Being single, the nearest I have got to being involved in marriage preparation was when I was asked to give a talk to the parents of the First Communion children in the parish, some five years ago now. Near the beginning of my talk I spoke about the idea of the husband-wife relationship in a marriage as being a sign of the relationship between Christ, who is its head, and the Church. So, the husband represents Christ and the wife represents the Church, which can also be seen figured as the Virgin Mary. This signification is essential to an understanding of marriage as a sacrament and not just as a community in human society, albeit that the community in human society aspect has a divine origin "from the beginning". It is, of course, why the Church teaches that a sacramental marriage is indissoluble.
What struck me at the time was that the parents listening to me might well have not heard that said to them before; and they almost certainly would not have had any help as to how that aspect of the sacramental character of marriage can be lived out in daily life. As I write this post, I am reminded,too, of the bidding prayers that I wrote for my sister's wedding - they were the only place in the ceremony where explicit reference was made to marriage as imaging the relationship between Christ and his Church - and the appreciation of them that was expressed afterwards.
I am prompted to comment on this by a post at just doing my best, describing the blogger's experience of a marriage preparation course. It is a very calm and dignified post, but the following extract gives some idea of the blogger's evaluation of her own marriage preparation course (but do follow the link and read her entire post):
I was hugely disappointed that the organisers were so desperate not to offend people who don't follow the Church's teaching that they ignored that teaching altogether and actually went out of their way in some cases to indicate that they didn't follow it either. I truly believe that a course which purports to be Catholic should actually be Catholic. Where you have a mixed marriage, I think that the non-Catholic spouse should know what it means to be married to a Catholic. If they don't hear it on a Catholic marriage preparation course, where else are they going to hear it?
I have wondered for some time now whether the preparation for the Sacrament of Marriage should not perhaps mirror more closely that required for the other "Sacrament at the service of Communion", Ordination. That requires up to six years of preparation, sometimes longer ... well, perhaps I am not suggesting that for marriage! But other aspects - a human formation, a spiritual formation, a pastoral formation and a suitable philosophical/theological formation could be put in place. A bishop should perhaps define for his diocese a minimum standard of formation that should be received before a couple may marry, rather like the minimum requirement for studies before ordination that is contained in Canon Law. It would be interesting, too, if both partners to the marriage were required to write to the parish priest requesting the Sacrament, in a form of words that makes clear their understanding of what marriage is. Perhaps some form of pre-marriage retreat should also be expected. If this seems "over the top" to some, I would respond that it reflects that what is being sought is not just "marriage" but the reception of a Sacrament, and it is this latter that requires a sacramental type of preparation.

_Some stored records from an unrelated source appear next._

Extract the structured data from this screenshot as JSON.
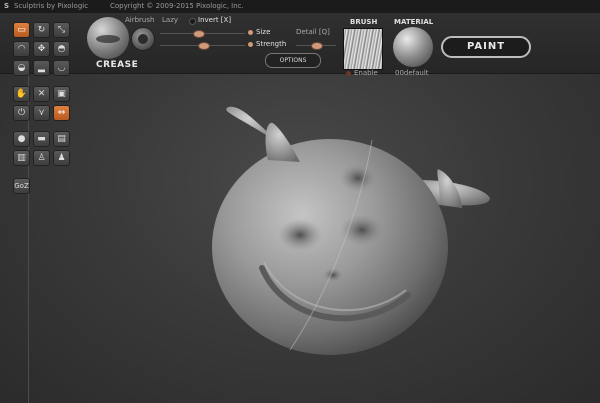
{
  "titlebar": {
    "logo": "S",
    "app_title": "Sculptris by Pixologic",
    "copyright": "Copyright © 2009-2015 Pixologic, Inc."
  },
  "brush": {
    "name": "CREASE",
    "airbrush_label": "Airbrush",
    "lazy_label": "Lazy",
    "invert_label": "Invert [X]",
    "size_label": "Size",
    "strength_label": "Strength",
    "detail_label": "Detail [Q]",
    "options_label": "OPTIONS",
    "size_value": 0.45,
    "strength_value": 0.5
  },
  "brush_panel": {
    "heading": "BRUSH",
    "enable_label": "Enable"
  },
  "material_panel": {
    "heading": "MATERIAL",
    "name": "00default"
  },
  "paint_button": "PAINT",
  "goz_label": "GoZ",
  "colors": {
    "accent": "#e07a3c",
    "toolbar": "#2a2a2a",
    "titlebar": "#1b1b1b",
    "background": "#3a3a3a",
    "model": "#9b9b9b"
  },
  "tools": [
    {
      "name": "crease-tool-icon",
      "glyph": "▭",
      "active": true
    },
    {
      "name": "rotate-tool-icon",
      "glyph": "↻",
      "active": false
    },
    {
      "name": "scale-tool-icon",
      "glyph": "⤡",
      "active": false
    },
    {
      "name": "draw-tool-icon",
      "glyph": "◠",
      "active": false
    },
    {
      "name": "move-tool-icon",
      "glyph": "✥",
      "active": false
    },
    {
      "name": "inflate-tool-icon",
      "glyph": "◓",
      "active": false
    },
    {
      "name": "pinch-tool-icon",
      "glyph": "◒",
      "active": false
    },
    {
      "name": "flatten-tool-icon",
      "glyph": "▂",
      "active": false
    },
    {
      "name": "smooth-tool-icon",
      "glyph": "◡",
      "active": false
    },
    {
      "name": "grab-tool-icon",
      "glyph": "✋",
      "active": false
    },
    {
      "name": "reduce-tool-icon",
      "glyph": "✕",
      "active": false
    },
    {
      "name": "mask-tool-icon",
      "glyph": "▣",
      "active": false
    },
    {
      "name": "power-icon",
      "glyph": "⏻",
      "active": false
    },
    {
      "name": "wireframe-icon",
      "glyph": "⋎",
      "active": false
    },
    {
      "name": "symmetry-icon",
      "glyph": "⇔",
      "active": true
    },
    {
      "name": "sphere-icon",
      "glyph": "●",
      "active": false
    },
    {
      "name": "plane-icon",
      "glyph": "▬",
      "active": false
    },
    {
      "name": "camera-icon",
      "glyph": "▤",
      "active": false
    },
    {
      "name": "settings-icon",
      "glyph": "▥",
      "active": false
    },
    {
      "name": "person-icon",
      "glyph": "♙",
      "active": false
    },
    {
      "name": "group-icon",
      "glyph": "♟",
      "active": false
    }
  ]
}
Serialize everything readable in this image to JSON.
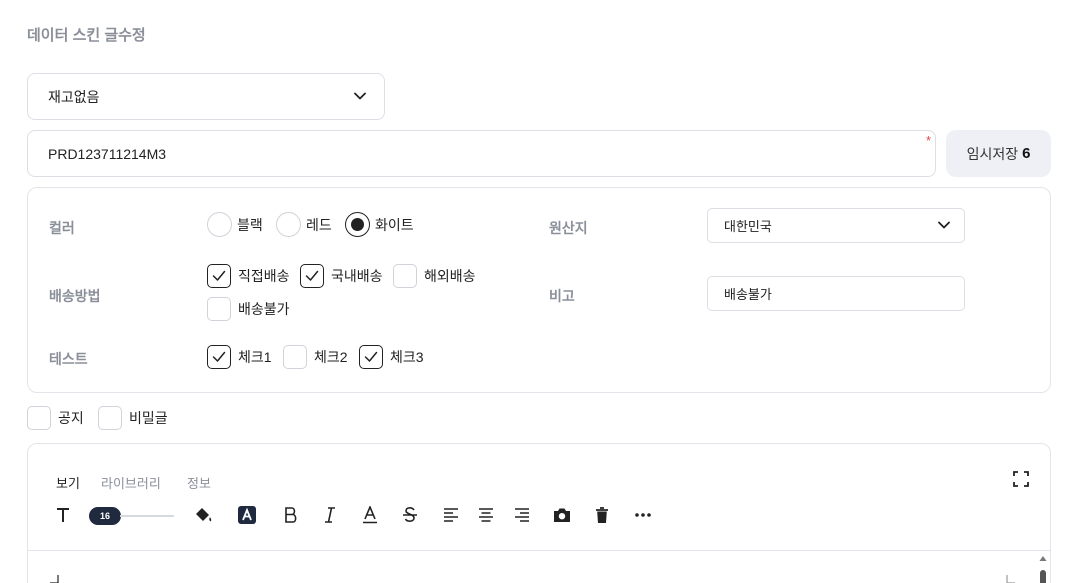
{
  "page": {
    "title": "데이터 스킨 글수정"
  },
  "stock_select": {
    "value": "재고없음",
    "icon": "chevron-down-icon"
  },
  "product_code": {
    "value": "PRD123711214M3",
    "required_mark": "*"
  },
  "temp_save": {
    "label": "임시저장",
    "count": "6"
  },
  "options": {
    "color": {
      "label": "컬러",
      "choices": [
        {
          "label": "블랙",
          "checked": false
        },
        {
          "label": "레드",
          "checked": false
        },
        {
          "label": "화이트",
          "checked": true
        }
      ]
    },
    "origin": {
      "label": "원산지",
      "value": "대한민국"
    },
    "shipping": {
      "label": "배송방법",
      "choices": [
        {
          "label": "직접배송",
          "checked": true
        },
        {
          "label": "국내배송",
          "checked": true
        },
        {
          "label": "해외배송",
          "checked": false
        },
        {
          "label": "배송불가",
          "checked": false
        }
      ]
    },
    "note": {
      "label": "비고",
      "value": "배송불가"
    },
    "test": {
      "label": "테스트",
      "choices": [
        {
          "label": "체크1",
          "checked": true
        },
        {
          "label": "체크2",
          "checked": false
        },
        {
          "label": "체크3",
          "checked": true
        }
      ]
    }
  },
  "flags": [
    {
      "label": "공지",
      "checked": false
    },
    {
      "label": "비밀글",
      "checked": false
    }
  ],
  "editor": {
    "tabs": [
      "보기",
      "라이브러리",
      "정보"
    ],
    "active_tab": "보기",
    "font_size": "16",
    "toolbar_icons": [
      "text-icon",
      "font-size-slider",
      "paint-bucket-icon",
      "highlight-icon",
      "bold-icon",
      "italic-icon",
      "underline-icon",
      "strikethrough-icon",
      "align-left-icon",
      "align-center-icon",
      "align-right-icon",
      "camera-icon",
      "trash-icon",
      "more-icon"
    ],
    "colors": {
      "accent": "#1f2a3f",
      "border": "#e3e5ea"
    }
  }
}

Some aspects of the human formation do appear to have been present in the preparation day described in just doing my best's post (communication). Spiritual and theological formation appears to have been pretty much absent. A pastoral formation could be very interesting, responding as it does to Familiaris Consortio's discussion of the role of families towards each other and towards society as a whole [comment made from memory, so I might not have got this quite right].

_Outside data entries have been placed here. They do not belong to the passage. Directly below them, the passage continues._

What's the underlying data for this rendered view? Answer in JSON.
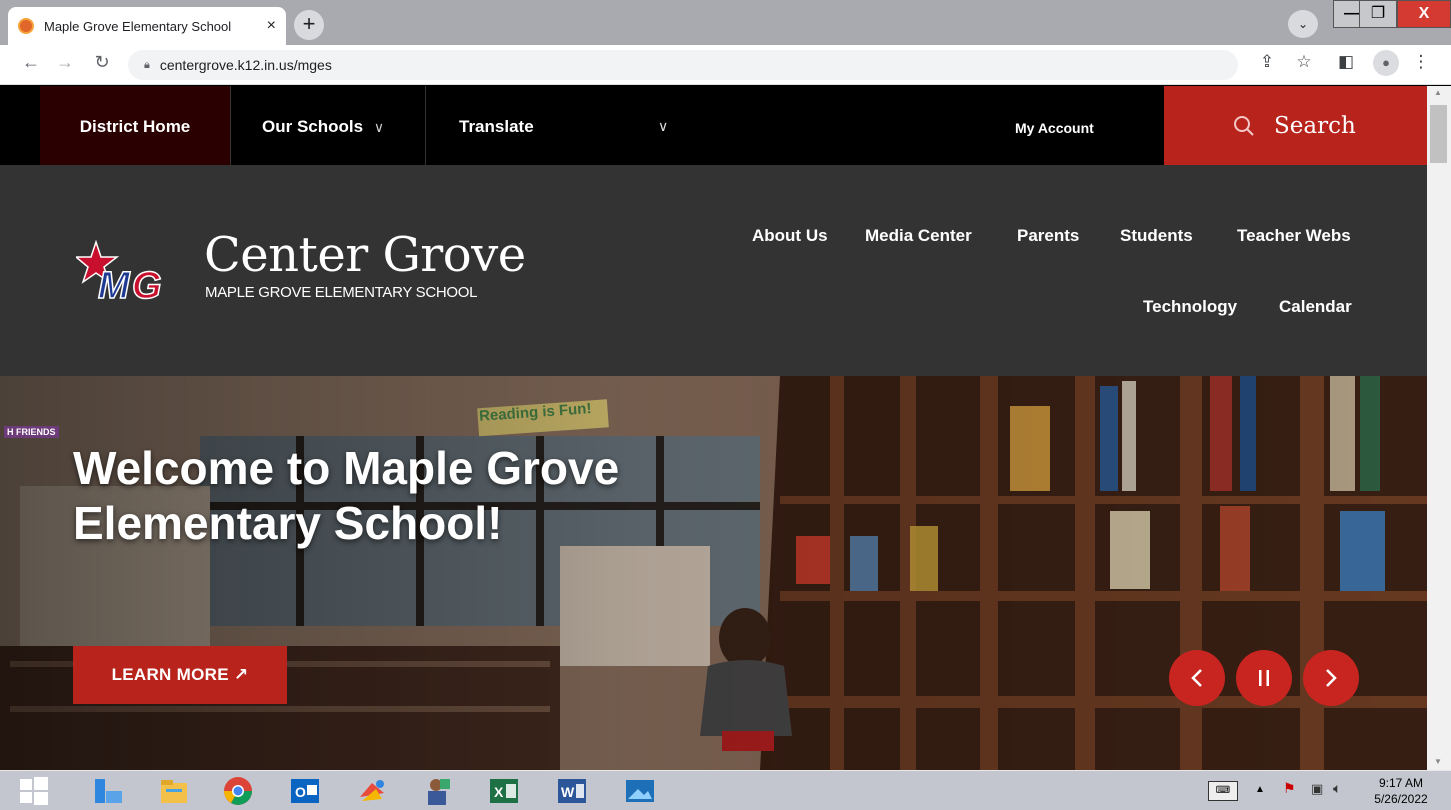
{
  "browser": {
    "tab_title": "Maple Grove Elementary School",
    "tab_close": "×",
    "new_tab": "+",
    "url": "centergrove.k12.in.us/mges",
    "min": "—",
    "max": "❐",
    "close": "X"
  },
  "topnav": {
    "district_home": "District Home",
    "our_schools": "Our Schools",
    "translate": "Translate",
    "my_account": "My Account",
    "search": "Search"
  },
  "header": {
    "brand": "Center Grove",
    "school": "MAPLE GROVE ELEMENTARY SCHOOL",
    "menu": [
      "About Us",
      "Media Center",
      "Parents",
      "Students",
      "Teacher Webs",
      "Technology",
      "Calendar"
    ]
  },
  "hero": {
    "title": "Welcome to Maple Grove Elementary School!",
    "button": "LEARN MORE ↗",
    "sign": "Reading is Fun!",
    "sign2": "H FRIENDS"
  },
  "taskbar": {
    "time": "9:17 AM",
    "date": "5/26/2022"
  },
  "colors": {
    "accent": "#b8231c",
    "nav_bg": "#000000",
    "header_bg": "#333334"
  }
}
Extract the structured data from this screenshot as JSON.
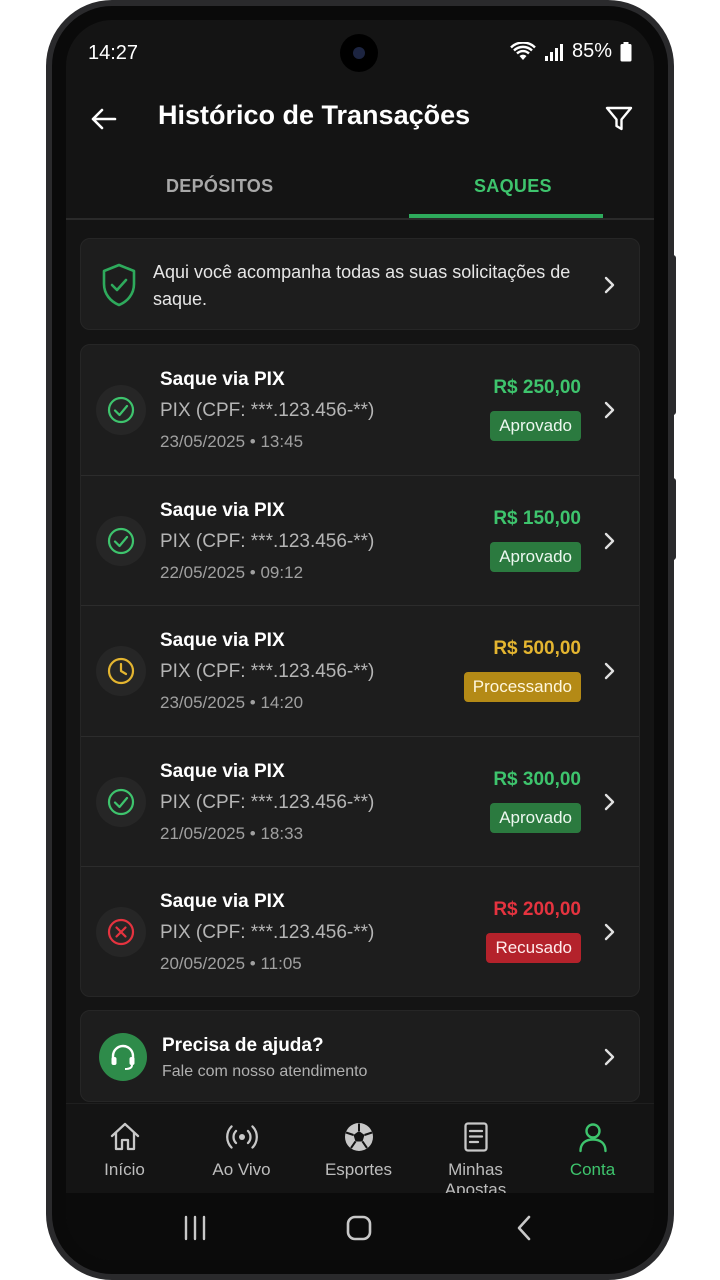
{
  "status_bar": {
    "time": "14:27",
    "battery": "85%"
  },
  "header": {
    "title": "Histórico de Transações"
  },
  "tabs": [
    {
      "label": "DEPÓSITOS",
      "active": false
    },
    {
      "label": "SAQUES",
      "active": true
    }
  ],
  "info_card": {
    "text": "Aqui você acompanha todas as suas solicitações de saque.",
    "icon": "shield-check-icon"
  },
  "transactions": [
    {
      "title": "Saque via PIX",
      "method": "PIX (CPF: ***.123.456-**)",
      "date": "23/05/2025 • 13:45",
      "amount": "R$ 250,00",
      "status": "Aprovado",
      "status_type": "approved"
    },
    {
      "title": "Saque via PIX",
      "method": "PIX (CPF: ***.123.456-**)",
      "date": "22/05/2025 • 09:12",
      "amount": "R$ 150,00",
      "status": "Aprovado",
      "status_type": "approved"
    },
    {
      "title": "Saque via PIX",
      "method": "PIX (CPF: ***.123.456-**)",
      "date": "23/05/2025 • 14:20",
      "amount": "R$ 500,00",
      "status": "Processando",
      "status_type": "processing"
    },
    {
      "title": "Saque via PIX",
      "method": "PIX (CPF: ***.123.456-**)",
      "date": "21/05/2025 • 18:33",
      "amount": "R$ 300,00",
      "status": "Aprovado",
      "status_type": "approved"
    },
    {
      "title": "Saque via PIX",
      "method": "PIX (CPF: ***.123.456-**)",
      "date": "20/05/2025 • 11:05",
      "amount": "R$ 200,00",
      "status": "Recusado",
      "status_type": "refused"
    }
  ],
  "help_card": {
    "title": "Precisa de ajuda?",
    "subtitle": "Fale com nosso atendimento"
  },
  "bottom_nav": [
    {
      "label": "Início",
      "icon": "home-icon",
      "active": false
    },
    {
      "label": "Ao Vivo",
      "icon": "live-icon",
      "active": false
    },
    {
      "label": "Esportes",
      "icon": "soccer-ball-icon",
      "active": false
    },
    {
      "label": "Minhas Apostas",
      "icon": "receipt-icon",
      "active": false
    },
    {
      "label": "Conta",
      "icon": "user-icon",
      "active": true
    }
  ],
  "colors": {
    "accent_green": "#3ec46d",
    "pending_yellow": "#e4b530",
    "refused_red": "#e5333f",
    "background": "#141414",
    "card": "#1d1d1d"
  }
}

Whilst it would be wrong to make the demands of marriage preparation unecessarily burdensome, I think it is clear that the one day course described is not sufficient. I have no doubt that it should be possible to provide a preparation that is authentically Catholic, that is pastorally appropriate for non-Catholic partners to marriage, and responds in an authentically Catholic way to those couples who come to marriage preparation after already starting to live together.
POSTSCRIPT: I have just visited the Marriage Care web pages that describe their aims in marriage preparation. Without being uncharitable, and recognising that it is at the service of the common good for a (Catholic) organisation to offer marriage preparation to those who are not Catholics, the inadequacy of their statement of aims as a preparation for Catholic sacramental marriage is quite transparent. Their preparation programme would need to be supplemented by additional provision in order for it to be satisfactory for sacramental preparation.